__REQUIRED ACTION__
Skip the pictures. Retype exactly, and only, the lines between the line holding "Enumerate this screenshot's" and the last line below, inclusive.

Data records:
^^^^^^^^

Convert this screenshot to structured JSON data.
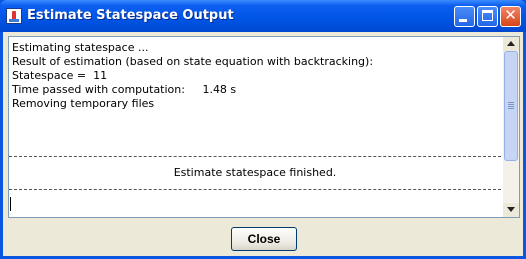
{
  "window": {
    "title": "Estimate Statespace Output"
  },
  "titlebar": {
    "icon": "java-app-icon",
    "minimize": "minimize-icon",
    "maximize": "maximize-icon",
    "close_glyph": "✕"
  },
  "output": {
    "lines": [
      "Estimating statespace ...",
      "Result of estimation (based on state equation with backtracking):",
      "Statespace =  11",
      "Time passed with computation:     1.48 s",
      "Removing temporary files"
    ],
    "status": "Estimate statespace finished."
  },
  "footer": {
    "close_label": "Close"
  }
}
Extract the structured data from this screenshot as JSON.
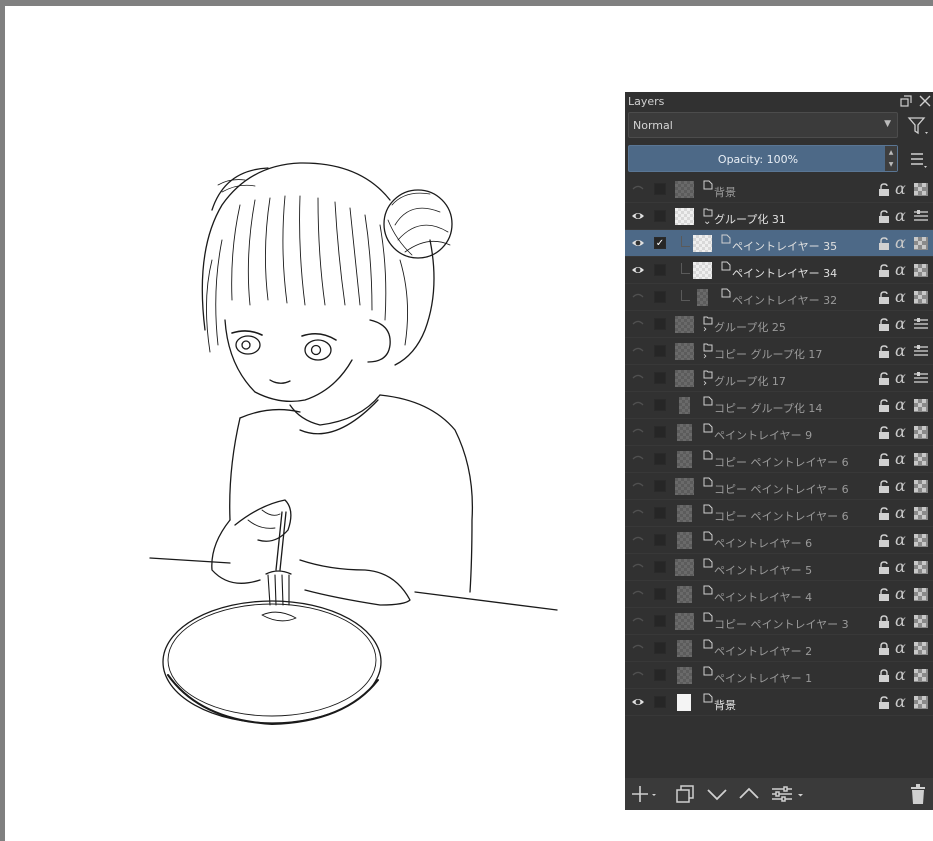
{
  "panel": {
    "title": "Layers",
    "blend_mode": "Normal",
    "opacity_label": "Opacity:  100%"
  },
  "layers": [
    {
      "name": "背景",
      "visible": false,
      "checked": false,
      "type": "paint",
      "indent": 0,
      "thumb": "dark",
      "locked": false,
      "dim": true
    },
    {
      "name": "グループ化 31",
      "visible": true,
      "checked": false,
      "type": "group-open",
      "indent": 0,
      "thumb": "light",
      "locked": false,
      "dim": false
    },
    {
      "name": "ペイントレイヤー 35",
      "visible": true,
      "checked": true,
      "type": "paint",
      "indent": 1,
      "thumb": "light",
      "locked": false,
      "dim": false,
      "selected": true
    },
    {
      "name": "ペイントレイヤー 34",
      "visible": true,
      "checked": false,
      "type": "paint",
      "indent": 1,
      "thumb": "light",
      "locked": false,
      "dim": false
    },
    {
      "name": "ペイントレイヤー 32",
      "visible": false,
      "checked": false,
      "type": "paint",
      "indent": 1,
      "thumb": "narrow",
      "locked": false,
      "dim": true
    },
    {
      "name": "グループ化 25",
      "visible": false,
      "checked": false,
      "type": "group",
      "indent": 0,
      "thumb": "dark",
      "locked": false,
      "dim": true
    },
    {
      "name": "コピー グループ化 17",
      "visible": false,
      "checked": false,
      "type": "group",
      "indent": 0,
      "thumb": "dark",
      "locked": false,
      "dim": true
    },
    {
      "name": "グループ化 17",
      "visible": false,
      "checked": false,
      "type": "group",
      "indent": 0,
      "thumb": "dark",
      "locked": false,
      "dim": true
    },
    {
      "name": "コピー グループ化 14",
      "visible": false,
      "checked": false,
      "type": "paint",
      "indent": 0,
      "thumb": "narrow",
      "locked": false,
      "dim": true
    },
    {
      "name": "ペイントレイヤー 9",
      "visible": false,
      "checked": false,
      "type": "paint",
      "indent": 0,
      "thumb": "mid",
      "locked": false,
      "dim": true
    },
    {
      "name": "コピー ペイントレイヤー 6",
      "visible": false,
      "checked": false,
      "type": "paint",
      "indent": 0,
      "thumb": "mid",
      "locked": false,
      "dim": true
    },
    {
      "name": "コピー ペイントレイヤー 6",
      "visible": false,
      "checked": false,
      "type": "paint",
      "indent": 0,
      "thumb": "dark",
      "locked": false,
      "dim": true
    },
    {
      "name": "コピー ペイントレイヤー 6",
      "visible": false,
      "checked": false,
      "type": "paint",
      "indent": 0,
      "thumb": "mid",
      "locked": false,
      "dim": true
    },
    {
      "name": "ペイントレイヤー 6",
      "visible": false,
      "checked": false,
      "type": "paint",
      "indent": 0,
      "thumb": "mid",
      "locked": false,
      "dim": true
    },
    {
      "name": "ペイントレイヤー 5",
      "visible": false,
      "checked": false,
      "type": "paint",
      "indent": 0,
      "thumb": "dark",
      "locked": false,
      "dim": true
    },
    {
      "name": "ペイントレイヤー 4",
      "visible": false,
      "checked": false,
      "type": "paint",
      "indent": 0,
      "thumb": "mid",
      "locked": false,
      "dim": true
    },
    {
      "name": "コピー ペイントレイヤー 3",
      "visible": false,
      "checked": false,
      "type": "paint",
      "indent": 0,
      "thumb": "dark",
      "locked": true,
      "dim": true
    },
    {
      "name": "ペイントレイヤー 2",
      "visible": false,
      "checked": false,
      "type": "paint",
      "indent": 0,
      "thumb": "mid",
      "locked": true,
      "dim": true
    },
    {
      "name": "ペイントレイヤー 1",
      "visible": false,
      "checked": false,
      "type": "paint",
      "indent": 0,
      "thumb": "mid",
      "locked": true,
      "dim": true
    },
    {
      "name": "背景",
      "visible": true,
      "checked": false,
      "type": "paint",
      "indent": 0,
      "thumb": "white",
      "locked": false,
      "dim": false
    }
  ],
  "colors": {
    "panel_bg": "#313131",
    "selection": "#4d6987",
    "canvas": "#ffffff",
    "frame": "#808080"
  }
}
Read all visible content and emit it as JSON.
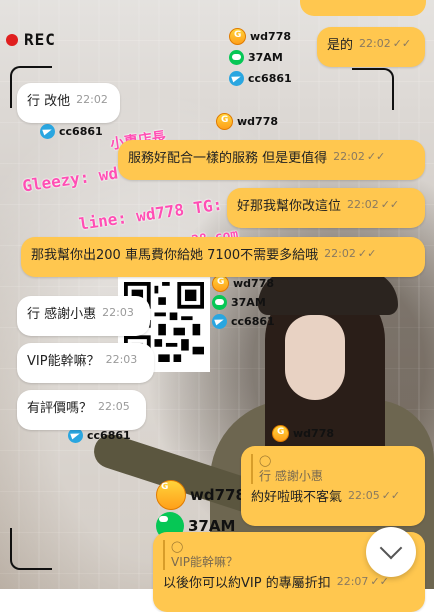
{
  "rec_label": "REC",
  "watermark": {
    "top_right": {
      "gleezy": "wd778",
      "line": "37AM",
      "telegram": "cc6861"
    },
    "left_tg": "cc6861",
    "mid_gleezy": "wd778",
    "pink_line1": "Gleezy: wd",
    "pink_line2": "line: wd778 TG: cc6861",
    "pink_top": "小惠店長",
    "pink_tail": "...28.com",
    "qr_side": {
      "gleezy": "wd778",
      "line": "37AM",
      "telegram": "cc6861"
    },
    "left_tg2": "cc6861",
    "lower_gleezy": "wd778",
    "big_gleezy": "wd778",
    "big_line": "37AM"
  },
  "messages": [
    {
      "dir": "out",
      "text": "是的",
      "time": "22:02",
      "read": "✓✓"
    },
    {
      "dir": "in",
      "text": "行 改他",
      "time": "22:02"
    },
    {
      "dir": "out",
      "text": "服務好配合一樣的服務 但是更值得",
      "time": "22:02",
      "read": "✓✓"
    },
    {
      "dir": "out",
      "text": "好那我幫你改這位",
      "time": "22:02",
      "read": "✓✓"
    },
    {
      "dir": "out",
      "text": "那我幫你出200 車馬費你給她 7100不需要多給哦",
      "time": "22:02",
      "read": "✓✓"
    },
    {
      "dir": "in",
      "text": "行 感謝小惠",
      "time": "22:03"
    },
    {
      "dir": "in",
      "text": "VIP能幹嘛？",
      "time": "22:03"
    },
    {
      "dir": "in",
      "text": "有評價嗎？",
      "time": "22:05"
    },
    {
      "dir": "out",
      "quote_text": "行 感謝小惠",
      "text": "約好啦哦不客氣",
      "time": "22:05",
      "read": "✓✓"
    },
    {
      "dir": "out",
      "quote_text": "VIP能幹嘛？",
      "text": "以後你可以約VIP 的專屬折扣",
      "time": "22:07",
      "read": "✓✓"
    }
  ],
  "icons": {
    "scroll_down": "chevron-down-icon",
    "read_receipt": "double-check-icon"
  },
  "colors": {
    "out_bubble": "#ffc74f",
    "in_bubble": "#ffffff",
    "rec_dot": "#e01f1f",
    "pink_watermark": "#ff4fb4"
  }
}
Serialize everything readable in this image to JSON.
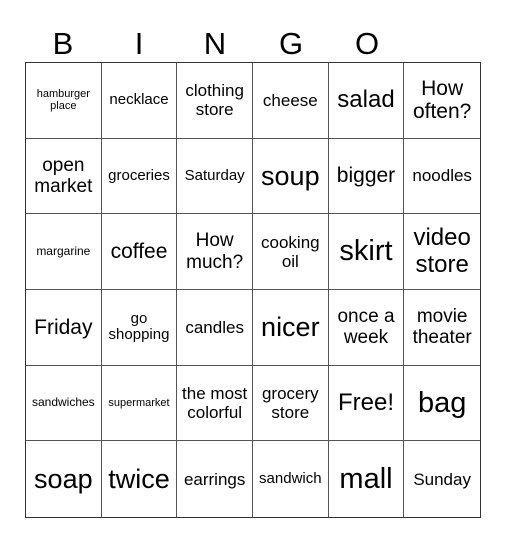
{
  "header": [
    "B",
    "I",
    "N",
    "G",
    "O"
  ],
  "cells": [
    [
      "hamburger place",
      "necklace",
      "clothing store",
      "cheese",
      "salad",
      "How often?"
    ],
    [
      "open market",
      "groceries",
      "Saturday",
      "soup",
      "bigger",
      "noodles"
    ],
    [
      "margarine",
      "coffee",
      "How much?",
      "cooking oil",
      "skirt",
      "video store"
    ],
    [
      "Friday",
      "go shopping",
      "candles",
      "nicer",
      "once a week",
      "movie theater"
    ],
    [
      "sandwiches",
      "supermarket",
      "the most colorful",
      "grocery store",
      "Free!",
      "bag"
    ],
    [
      "soap",
      "twice",
      "earrings",
      "sandwich",
      "mall",
      "Sunday"
    ]
  ]
}
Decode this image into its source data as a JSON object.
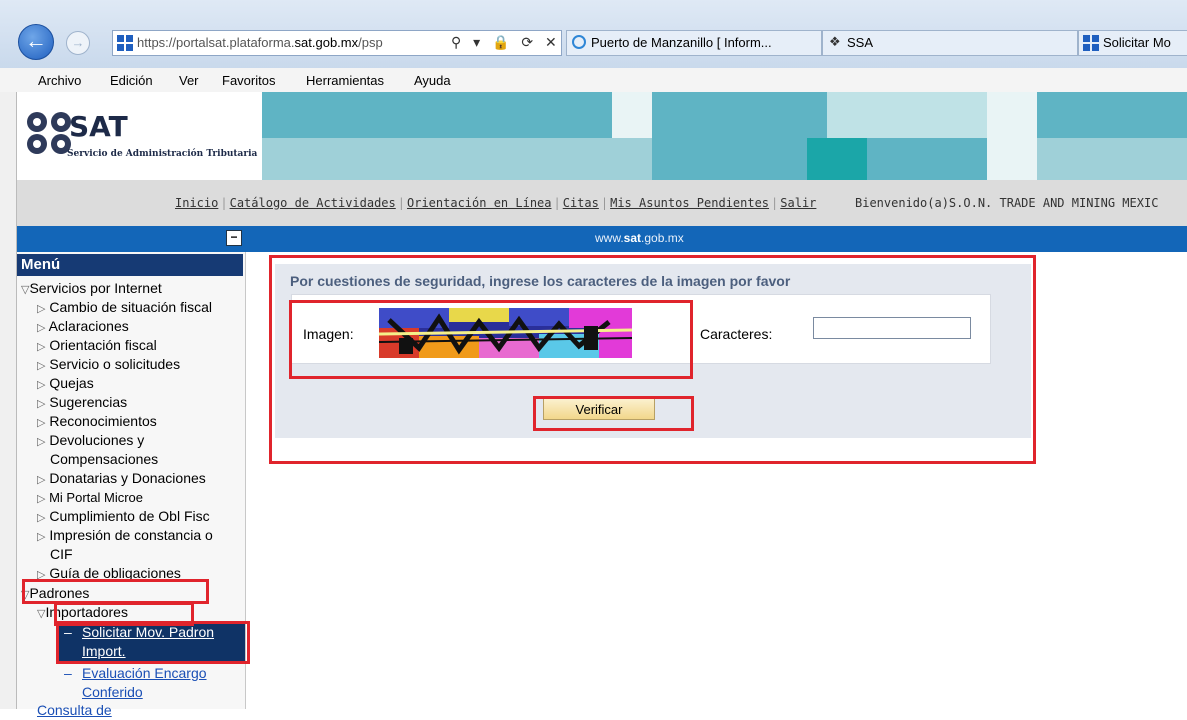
{
  "browser": {
    "url_prefix": "https://portalsat.plataforma.",
    "url_domain": "sat.gob.mx",
    "url_suffix": "/psp",
    "address_tools": "⚲ ▾ 🔒 ⟳ ✕",
    "tabs": [
      {
        "label": "Puerto de Manzanillo [ Inform...",
        "icon": "ie-icon"
      },
      {
        "label": "SSA",
        "icon": "globe-icon"
      },
      {
        "label": "Solicitar Mo",
        "icon": "sat-favicon-icon"
      }
    ],
    "menu": [
      "Archivo",
      "Edición",
      "Ver",
      "Favoritos",
      "Herramientas",
      "Ayuda"
    ]
  },
  "header": {
    "logo_text": "SAT",
    "logo_subtitle": "Servicio de Administración Tributaria"
  },
  "top_links": [
    "Inicio",
    "Catálogo de Actividades",
    "Orientación en Línea",
    "Citas",
    "Mis Asuntos Pendientes",
    "Salir"
  ],
  "welcome_text": "Bienvenido(a)S.O.N. TRADE AND MINING MEXIC",
  "site_url": {
    "pre": "www.",
    "bold": "sat",
    "post": ".gob.mx"
  },
  "collapse_symbol": "−",
  "sidebar": {
    "title": "Menú",
    "section": "Servicios por Internet",
    "items": [
      "Cambio de situación fiscal",
      "Aclaraciones",
      "Orientación fiscal",
      "Servicio o solicitudes",
      "Quejas",
      "Sugerencias",
      "Reconocimientos",
      "Devoluciones y",
      "Compensaciones",
      "Donatarias y Donaciones",
      "Mi Portal Microe",
      "Cumplimiento de Obl Fisc",
      "Impresión de constancia o",
      "CIF",
      "Guía de obligaciones"
    ],
    "padrones": "Padrones",
    "importadores": "Importadores",
    "selected_line1": "Solicitar Mov. Padron",
    "selected_line2": "Import.",
    "eval_line1": "Evaluación Encargo",
    "eval_line2": "Conferido",
    "cut_off": "Consulta de"
  },
  "main": {
    "title": "Por cuestiones de seguridad, ingrese los caracteres de la imagen por favor",
    "image_label": "Imagen:",
    "chars_label": "Caracteres:",
    "chars_value": "",
    "verify_button": "Verificar"
  },
  "colors": {
    "blue_bar": "#1366b8",
    "menu_head": "#163a74",
    "highlight_red": "#e0242c",
    "button": "#f2d78b"
  }
}
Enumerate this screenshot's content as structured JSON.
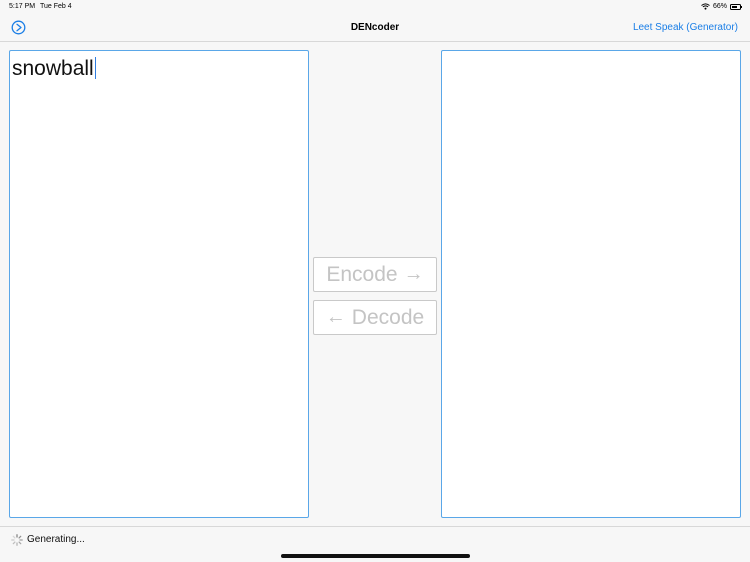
{
  "status_bar": {
    "time": "5:17 PM",
    "date": "Tue Feb 4",
    "battery": "66%",
    "battery_level": 0.66,
    "icons": [
      "wifi-icon",
      "battery-icon"
    ]
  },
  "nav": {
    "title": "DENcoder",
    "left_icon": "play-circle-icon",
    "right_button": "Leet Speak (Generator)",
    "accent_color": "#1a7ee6"
  },
  "input_panel": {
    "text": "snowball"
  },
  "output_panel": {
    "text": ""
  },
  "actions": {
    "encode_label": "Encode",
    "encode_arrow": "→",
    "decode_label": "Decode",
    "decode_arrow": "←"
  },
  "footer": {
    "status_text": "Generating...",
    "icon": "spinner-icon"
  }
}
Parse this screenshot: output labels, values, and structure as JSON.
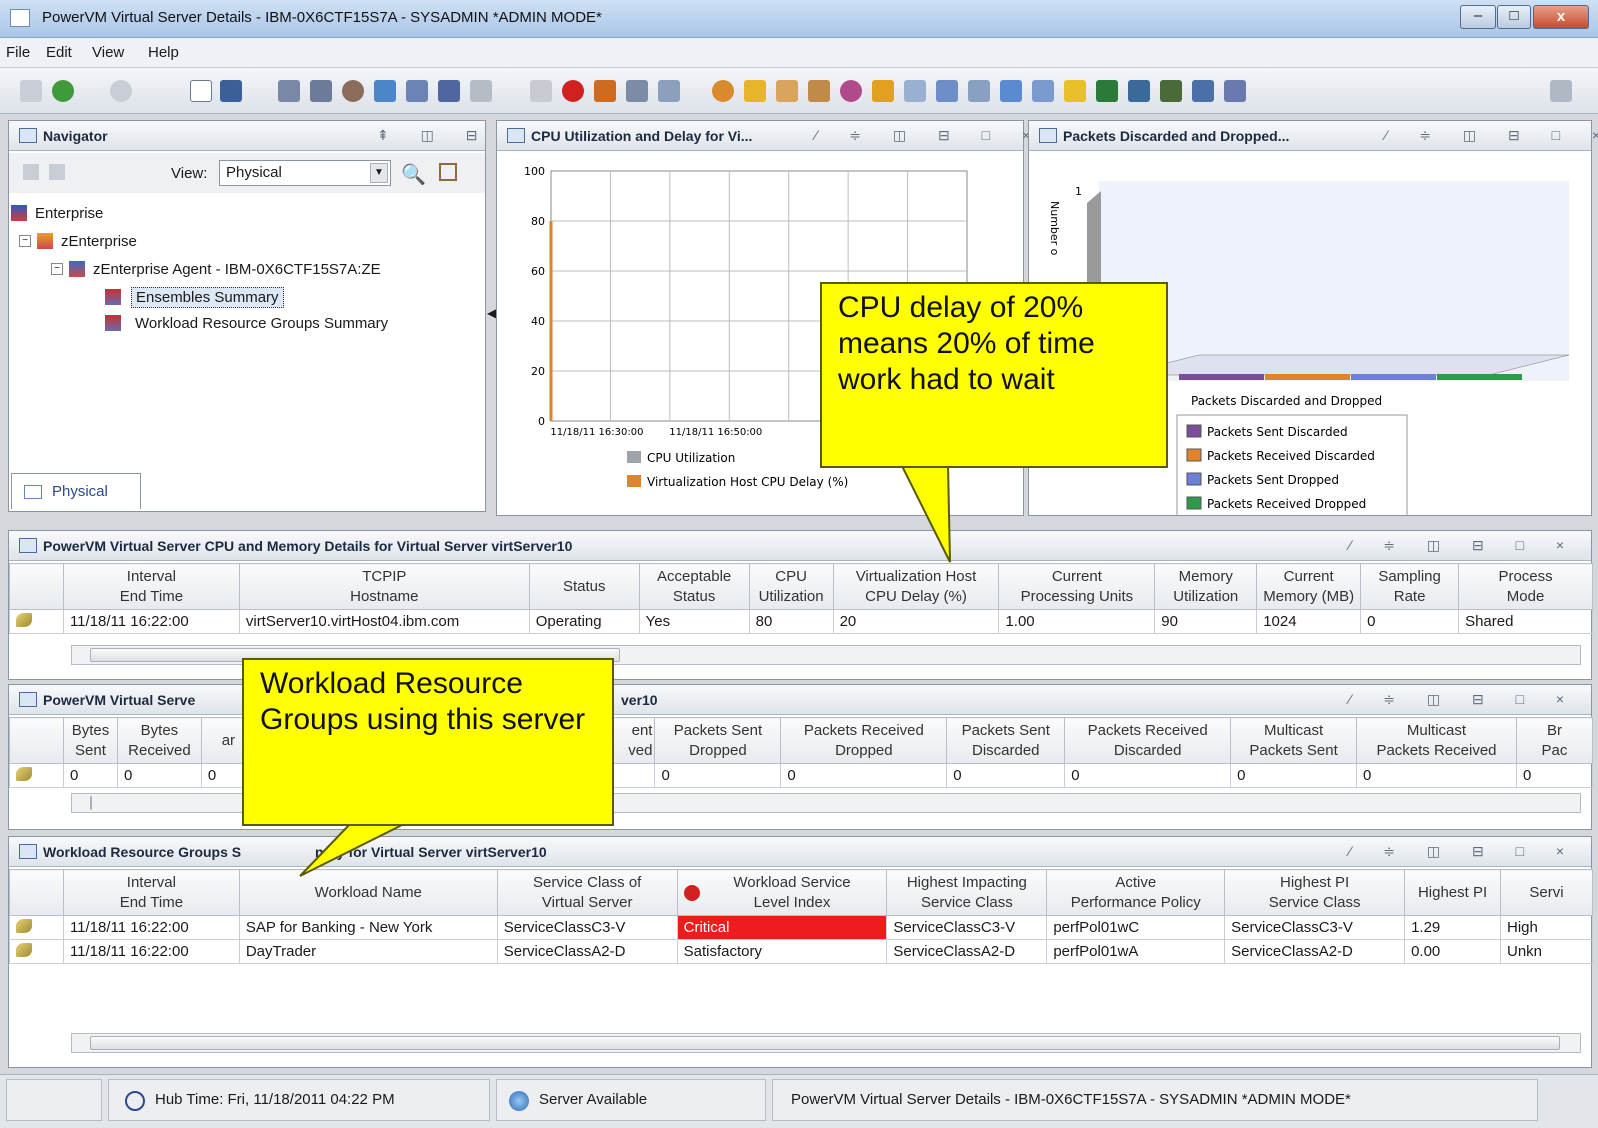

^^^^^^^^

__ANSWER AREA__
Enumerate this screenshot's content as structured JSON.
{
  "status_bar": {
    "time": "5:17 PM",
    "date": "Tue Feb 4",
    "battery": "66%",
    "battery_level": 0.66,
    "icons": [
      "wifi-icon",
      "battery-icon"
    ]
  },
  "nav": {
    "title": "DENcoder",
    "left_icon": "play-circle-icon",
    "right_button": "Leet Speak (Generator)",
    "accent_color": "#1a7ee6"
  },
  "input_panel": {
    "text": "snowball"
  },
  "output_panel": {
    "text": ""
  },
  "actions": {
    "encode_label": "Encode",
    "encode_arrow": "→",
    "decode_label": "Decode",
    "decode_arrow": "←"
  },
  "footer": {
    "status_text": "Generating...",
    "icon": "spinner-icon"
  }
}
Parse this screenshot: output labels, values, and structure as JSON.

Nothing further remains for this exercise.